The value of the pound right now means the UK is more attractive to property buyers based around the world than it has been for a few years. So, ifyou’re looking to buy property in the UK but you’re not actually British you might be wondering if it’s possible, or how to go about it.
In this post, I’ll explain what foreign buyers need to know about buying in the United Kingdom. I’ll also look at what Brexit might mean for overseas property buyers.
First the good news. While some countries like Switzerland prohibit or restrict foreigners from buying property in their countries there are no such problems in the UK. Purchasing property in the UK is not just permitted it seems to be actually welcomed! In fact, one report suggests that around 85% of all sales of prime central London property are to those who do not live in the UK at the time.
If you’re from another country and looking to buy in the UK here are a few things you might need to know:
* You can buy any kind of property anywhere you like. There are no upper/lower limits on size or value and no restricted zones of any kind.
But remember, the UK is a very varied country – there’s a lot of difference in prices and types of property between London and elsewhere.
* You do not need to have a job, business, any family ties nor even be resident in the UK or have a visa to buy property here.
* You do not need to have kind of licence or approval to buy.
* To apply for a standard UK mortgage you’ll need to have been resident in the UK for at least three years. However, there are a number of specialist mortgage lenders who can offer mortgages to foreign buyers, both residents and non residents, and in a number of major world currencies.
Here are a few practical things you need to bear in mind when purchasing property in the UK:
* Buying property gives you no right of residence in the UK, nor even any right to enter the UK – there’s no such thing as a ‘golden visa’ here. So do check out your immigration status before buying.
* Investigate legal and tax issues first with a knowledgeable adviser.

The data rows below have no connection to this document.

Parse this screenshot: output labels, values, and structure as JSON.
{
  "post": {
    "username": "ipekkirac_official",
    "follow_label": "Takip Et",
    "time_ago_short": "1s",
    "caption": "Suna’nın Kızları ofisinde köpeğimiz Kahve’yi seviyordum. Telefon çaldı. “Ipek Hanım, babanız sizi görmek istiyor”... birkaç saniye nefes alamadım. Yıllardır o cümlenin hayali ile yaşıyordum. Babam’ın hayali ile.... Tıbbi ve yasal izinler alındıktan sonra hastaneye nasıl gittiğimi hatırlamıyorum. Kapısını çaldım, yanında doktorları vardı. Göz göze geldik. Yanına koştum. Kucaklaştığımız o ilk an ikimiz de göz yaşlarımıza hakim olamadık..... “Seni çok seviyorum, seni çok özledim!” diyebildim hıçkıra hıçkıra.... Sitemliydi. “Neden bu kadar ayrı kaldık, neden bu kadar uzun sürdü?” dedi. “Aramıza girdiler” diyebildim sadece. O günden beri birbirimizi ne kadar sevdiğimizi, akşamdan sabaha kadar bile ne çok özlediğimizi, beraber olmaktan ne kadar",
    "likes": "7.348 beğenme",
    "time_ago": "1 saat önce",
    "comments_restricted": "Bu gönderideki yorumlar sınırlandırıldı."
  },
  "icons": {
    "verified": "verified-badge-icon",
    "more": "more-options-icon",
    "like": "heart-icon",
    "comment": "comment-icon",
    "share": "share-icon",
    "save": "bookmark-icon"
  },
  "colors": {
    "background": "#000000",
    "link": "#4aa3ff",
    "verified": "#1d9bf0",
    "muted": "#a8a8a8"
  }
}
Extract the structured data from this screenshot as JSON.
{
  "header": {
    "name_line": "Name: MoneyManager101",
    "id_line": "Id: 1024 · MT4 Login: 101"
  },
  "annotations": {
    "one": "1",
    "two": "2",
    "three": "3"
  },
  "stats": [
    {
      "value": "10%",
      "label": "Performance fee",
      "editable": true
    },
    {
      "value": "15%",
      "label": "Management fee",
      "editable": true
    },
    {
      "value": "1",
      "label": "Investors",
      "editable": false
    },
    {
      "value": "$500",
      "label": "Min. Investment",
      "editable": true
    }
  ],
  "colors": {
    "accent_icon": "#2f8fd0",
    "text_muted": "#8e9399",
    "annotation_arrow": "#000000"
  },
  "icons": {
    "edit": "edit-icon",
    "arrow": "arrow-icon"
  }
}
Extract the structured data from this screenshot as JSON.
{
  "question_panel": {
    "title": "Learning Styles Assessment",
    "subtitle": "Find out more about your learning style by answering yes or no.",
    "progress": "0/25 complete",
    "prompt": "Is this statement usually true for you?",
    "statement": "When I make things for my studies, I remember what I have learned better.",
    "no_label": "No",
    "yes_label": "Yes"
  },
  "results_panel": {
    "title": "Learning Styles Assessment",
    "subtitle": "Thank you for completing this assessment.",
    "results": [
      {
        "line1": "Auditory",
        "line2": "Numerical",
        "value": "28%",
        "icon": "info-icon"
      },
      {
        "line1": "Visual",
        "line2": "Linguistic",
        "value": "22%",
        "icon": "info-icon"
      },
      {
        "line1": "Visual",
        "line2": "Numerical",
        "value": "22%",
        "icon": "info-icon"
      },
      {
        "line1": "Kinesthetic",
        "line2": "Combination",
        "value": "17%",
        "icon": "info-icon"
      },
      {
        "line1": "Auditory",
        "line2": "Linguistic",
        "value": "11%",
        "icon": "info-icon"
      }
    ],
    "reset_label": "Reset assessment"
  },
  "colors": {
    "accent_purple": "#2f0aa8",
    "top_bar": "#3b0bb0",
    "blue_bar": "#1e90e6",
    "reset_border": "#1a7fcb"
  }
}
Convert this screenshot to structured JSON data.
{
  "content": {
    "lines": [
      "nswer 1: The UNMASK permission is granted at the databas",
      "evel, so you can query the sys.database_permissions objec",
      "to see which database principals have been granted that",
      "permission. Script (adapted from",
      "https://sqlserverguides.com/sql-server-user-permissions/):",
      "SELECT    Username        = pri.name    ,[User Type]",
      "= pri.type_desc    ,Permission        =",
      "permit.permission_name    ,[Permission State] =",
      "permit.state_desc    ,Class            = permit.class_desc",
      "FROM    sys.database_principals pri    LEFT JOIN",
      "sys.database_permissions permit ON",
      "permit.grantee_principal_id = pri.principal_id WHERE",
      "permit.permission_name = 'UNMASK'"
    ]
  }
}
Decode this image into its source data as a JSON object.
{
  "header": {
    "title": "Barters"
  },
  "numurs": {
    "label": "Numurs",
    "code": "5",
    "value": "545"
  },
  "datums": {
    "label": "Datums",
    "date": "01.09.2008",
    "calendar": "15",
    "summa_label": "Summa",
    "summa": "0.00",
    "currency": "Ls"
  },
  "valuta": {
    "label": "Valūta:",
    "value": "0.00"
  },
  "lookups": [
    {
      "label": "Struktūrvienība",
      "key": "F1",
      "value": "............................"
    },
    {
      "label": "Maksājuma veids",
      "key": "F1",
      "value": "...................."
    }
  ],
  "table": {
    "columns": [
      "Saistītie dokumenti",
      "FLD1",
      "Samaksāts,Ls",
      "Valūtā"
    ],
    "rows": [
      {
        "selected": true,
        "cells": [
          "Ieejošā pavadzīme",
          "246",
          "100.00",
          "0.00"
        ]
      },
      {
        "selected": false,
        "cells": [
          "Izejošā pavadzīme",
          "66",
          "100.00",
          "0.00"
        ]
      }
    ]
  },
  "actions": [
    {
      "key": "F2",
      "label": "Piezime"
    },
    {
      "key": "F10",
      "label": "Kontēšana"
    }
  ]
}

There are ways of buying as a resident or non resident foreigner which can make your property purchase much more tax efficient but specialist advice should be taken.
* In the UK it’s usual to have a surveyor carry out a survey on a property before you buy it. Also to have a lawyer or property conveyancer handle the paperwork for you and register your new purchase in your name. (Note that the law in Scotland varies from other parts of the UK.) You will need proof of your identity and proof of the source of your finances to do this.
* Stamp Duty Land Tax is a tax that it charged on the purchase of property, subject to certain exceptions. If you already own a property, whether or not it is in the UK, you will have to pay additional SDLT.
* Think about what you are going to do with your property once you’ve bought it. For example, if you’re buying to let and not intending to be resident in the UK yourself you will need professional management to look after your investment for you.
Lastly, what about Brexit and overseas property buyers?
While actual details aren’t clear since the end of the transition period with the EU it’s likely that Brexit won’t make any difference to the practicalities of buying property in the UK. Foreign buyers will still be able to buy and own property just as they do now.